Filter the records below down to lines containing "glyph".
Listed entries Block Start
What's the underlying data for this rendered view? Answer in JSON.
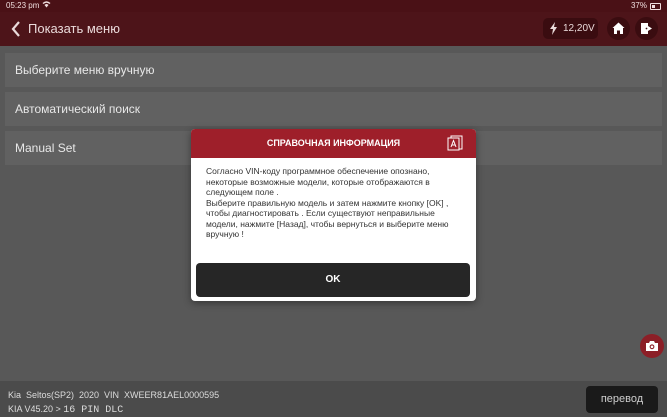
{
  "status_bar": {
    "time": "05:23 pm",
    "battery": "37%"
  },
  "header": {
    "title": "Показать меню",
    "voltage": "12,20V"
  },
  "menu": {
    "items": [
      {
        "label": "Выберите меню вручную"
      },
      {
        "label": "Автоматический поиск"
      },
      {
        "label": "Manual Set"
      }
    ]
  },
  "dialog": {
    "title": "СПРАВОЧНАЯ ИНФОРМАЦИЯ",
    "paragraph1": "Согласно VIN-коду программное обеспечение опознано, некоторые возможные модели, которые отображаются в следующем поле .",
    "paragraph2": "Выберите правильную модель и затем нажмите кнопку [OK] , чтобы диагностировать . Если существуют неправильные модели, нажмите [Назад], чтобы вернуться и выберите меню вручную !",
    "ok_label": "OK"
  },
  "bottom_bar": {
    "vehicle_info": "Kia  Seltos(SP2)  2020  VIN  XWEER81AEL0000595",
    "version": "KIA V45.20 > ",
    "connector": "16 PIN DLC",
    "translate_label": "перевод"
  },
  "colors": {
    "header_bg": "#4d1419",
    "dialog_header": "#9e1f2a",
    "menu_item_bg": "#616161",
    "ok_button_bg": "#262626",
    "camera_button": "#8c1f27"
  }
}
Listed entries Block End
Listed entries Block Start
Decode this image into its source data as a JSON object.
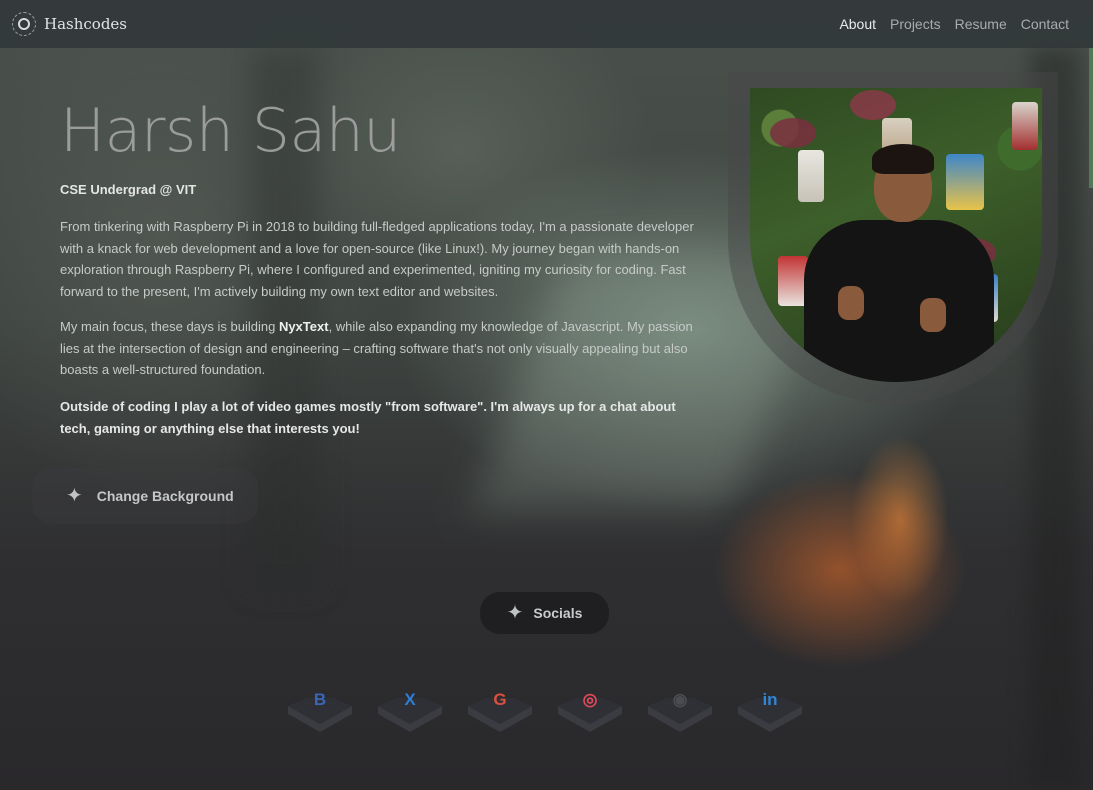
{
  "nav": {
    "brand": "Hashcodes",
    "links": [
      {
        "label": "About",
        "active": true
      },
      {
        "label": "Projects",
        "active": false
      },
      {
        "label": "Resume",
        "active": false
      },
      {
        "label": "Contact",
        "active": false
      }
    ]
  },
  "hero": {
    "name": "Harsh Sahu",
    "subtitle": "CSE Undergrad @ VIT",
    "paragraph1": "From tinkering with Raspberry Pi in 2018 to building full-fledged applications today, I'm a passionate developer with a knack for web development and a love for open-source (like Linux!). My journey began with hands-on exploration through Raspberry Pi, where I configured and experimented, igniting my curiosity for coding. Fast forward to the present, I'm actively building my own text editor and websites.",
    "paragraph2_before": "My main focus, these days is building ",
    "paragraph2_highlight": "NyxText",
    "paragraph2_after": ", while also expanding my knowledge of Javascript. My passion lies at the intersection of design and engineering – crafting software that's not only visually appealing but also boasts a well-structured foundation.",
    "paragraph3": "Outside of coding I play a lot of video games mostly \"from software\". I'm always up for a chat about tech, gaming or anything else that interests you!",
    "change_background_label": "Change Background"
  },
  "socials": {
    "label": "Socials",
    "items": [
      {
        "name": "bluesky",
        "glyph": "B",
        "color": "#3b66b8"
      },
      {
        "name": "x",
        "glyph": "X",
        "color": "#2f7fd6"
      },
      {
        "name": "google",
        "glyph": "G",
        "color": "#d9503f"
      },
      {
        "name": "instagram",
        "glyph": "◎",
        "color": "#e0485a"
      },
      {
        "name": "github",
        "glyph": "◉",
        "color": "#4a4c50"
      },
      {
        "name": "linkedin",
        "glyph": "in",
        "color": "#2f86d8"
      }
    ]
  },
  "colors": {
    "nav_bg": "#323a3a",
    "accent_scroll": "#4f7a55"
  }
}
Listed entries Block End
* **Finished exercise**:
        "glyph": "B",
        "glyph": "X",
        "glyph": "G",
        "glyph": "◎",
        "glyph": "◉",
        "glyph": "in",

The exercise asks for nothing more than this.